While completely curing AFib may not be possible, medications and/or treatments such as an AFib ablation, a procedure to burn or freeze the tissue around the veins in the upper left chamber of your heart, can help decrease the burden of AFib. However, even after an ablation, you are still at risk of having a stroke.​

Blood thinners or Left Atrial Appendage Closure (LAAC) implants like WATCHMAN address the need for stroke reduction in AFib patients.​

WATCHMAN is a one-time procedure that does not require open heart surgery and may reduce stroke risk for a lifetime. The device is about the size of a quarter, and eliminates the need for long-term blood thinner use.

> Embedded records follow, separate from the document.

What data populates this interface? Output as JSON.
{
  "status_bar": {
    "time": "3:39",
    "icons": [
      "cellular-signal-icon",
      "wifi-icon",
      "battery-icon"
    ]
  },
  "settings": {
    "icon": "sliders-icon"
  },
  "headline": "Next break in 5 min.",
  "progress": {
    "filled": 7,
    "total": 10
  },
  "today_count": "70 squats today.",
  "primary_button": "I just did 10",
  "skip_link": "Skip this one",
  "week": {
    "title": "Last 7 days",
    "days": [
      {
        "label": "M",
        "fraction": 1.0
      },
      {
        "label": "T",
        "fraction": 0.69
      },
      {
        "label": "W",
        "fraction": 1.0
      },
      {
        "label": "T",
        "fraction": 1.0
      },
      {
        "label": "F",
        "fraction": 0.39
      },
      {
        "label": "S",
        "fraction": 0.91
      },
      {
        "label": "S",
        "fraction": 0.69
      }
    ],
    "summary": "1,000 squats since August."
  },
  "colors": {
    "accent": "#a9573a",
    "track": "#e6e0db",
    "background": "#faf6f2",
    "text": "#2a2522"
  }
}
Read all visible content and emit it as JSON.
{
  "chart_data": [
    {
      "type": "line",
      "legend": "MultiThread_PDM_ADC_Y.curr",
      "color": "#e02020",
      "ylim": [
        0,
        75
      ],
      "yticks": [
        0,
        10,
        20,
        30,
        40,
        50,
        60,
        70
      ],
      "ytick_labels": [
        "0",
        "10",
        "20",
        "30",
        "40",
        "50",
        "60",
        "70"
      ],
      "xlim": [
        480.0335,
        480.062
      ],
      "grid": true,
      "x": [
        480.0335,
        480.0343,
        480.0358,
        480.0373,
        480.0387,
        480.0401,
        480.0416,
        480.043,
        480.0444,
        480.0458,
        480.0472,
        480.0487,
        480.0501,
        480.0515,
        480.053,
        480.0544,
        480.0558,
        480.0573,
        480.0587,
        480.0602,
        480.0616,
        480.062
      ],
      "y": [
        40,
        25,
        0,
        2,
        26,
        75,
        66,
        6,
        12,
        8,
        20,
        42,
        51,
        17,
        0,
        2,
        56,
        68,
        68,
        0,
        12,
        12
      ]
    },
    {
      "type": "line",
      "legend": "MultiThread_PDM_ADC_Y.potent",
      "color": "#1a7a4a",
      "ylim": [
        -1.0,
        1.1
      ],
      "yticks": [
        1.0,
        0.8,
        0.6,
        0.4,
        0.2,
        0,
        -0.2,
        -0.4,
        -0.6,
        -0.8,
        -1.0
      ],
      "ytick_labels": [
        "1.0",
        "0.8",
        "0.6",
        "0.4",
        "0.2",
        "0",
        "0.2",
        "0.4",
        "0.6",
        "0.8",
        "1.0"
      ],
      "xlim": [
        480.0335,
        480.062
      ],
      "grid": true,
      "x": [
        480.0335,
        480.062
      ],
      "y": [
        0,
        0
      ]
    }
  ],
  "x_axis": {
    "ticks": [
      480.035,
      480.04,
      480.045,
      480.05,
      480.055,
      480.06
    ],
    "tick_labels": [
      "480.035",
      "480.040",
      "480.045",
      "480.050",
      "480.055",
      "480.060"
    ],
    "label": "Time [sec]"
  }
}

It is implanted into the left atrial appendage of your heart to permanently close off this small pouch and keep harmful blood clots from escaping and causing a stroke.​


The Implant Procedure

NOTE: The OPTION Trial uses the WATCHMAN FLXTM Left Atrial Appendage Closure Device, which is an investigational device and not available for sale in the U.S. WATCHMAN FLXTM  is CE Marked.
WATCHMAN Implant Procedure Step 1
To implant the device, your doctor inserts a narrow tube into a vein in your upper right leg.
WATCHMAN Implant Procedure Step 2
Your doctor then guides the device through the tube, into your left atrial appendage (LAA).
WATCHMAN Implant Procedure Step 3
The procedure is done under anesthesia and typically takes under an hour. People who get the implant usually stay in the hospital overnight and go home the next day.
WATCHMAN Implant Procedure Step 4
After the procedure, you will remain on blood thinner + aspirin therapy for about 3-months until your LAA is permanently closed off.
WATCHMAN Implant Procedure Step 5
During that time, heart tissue grows over the device to form a barrier against blood clots.
1. Holmes D. Atrial Fibrillation and Stroke Management: Present and Future. Semin Neurol 2010, 30:528-536.
WATCHMAN FLX is an FDA approved device being studied for an expanded indication as a first line therapy vs OAC for post-ablation NVAF patients. The use of WATCHMAN or WATCHMAN FLX as a first-line therapy for stroke risk reduction in post-ablation NVAF patients is considered investigational.

Important Safety Information

The WATCHMAN and WATCHMAN FLX Devices are permanent implants designed to close the left atrial appendage in the heart in an effort to reduce the risk of stroke.

With all medical procedures there are risks associated with the implant procedure and the use of the device. The risks include but are not limited to accidental heart puncture, air embolism, allergic reaction, anemia, anesthesia risks, arrhythmias, AV (Arteriovenous) fistula, bleeding or throat pain from the TEE (Trans Esophageal Echo) probe, blood clot or air bubbles in the lungs or other organs, bruising at the catheter insertion site, clot formation on the device, cranial bleed, excessive bleeding, gastrointestinal bleeding, groin puncture bleed, hypotension, infection/pneumonia, pneumothorax, pulmonary edema, pulmonary vein obstruction, renal failure, stroke, thrombosis and transient ischemic attack. In rare cases death can occur.

Be sure to talk with your doctor so that you thoroughly understand all of the risks and benefits associated with the implantation of the device.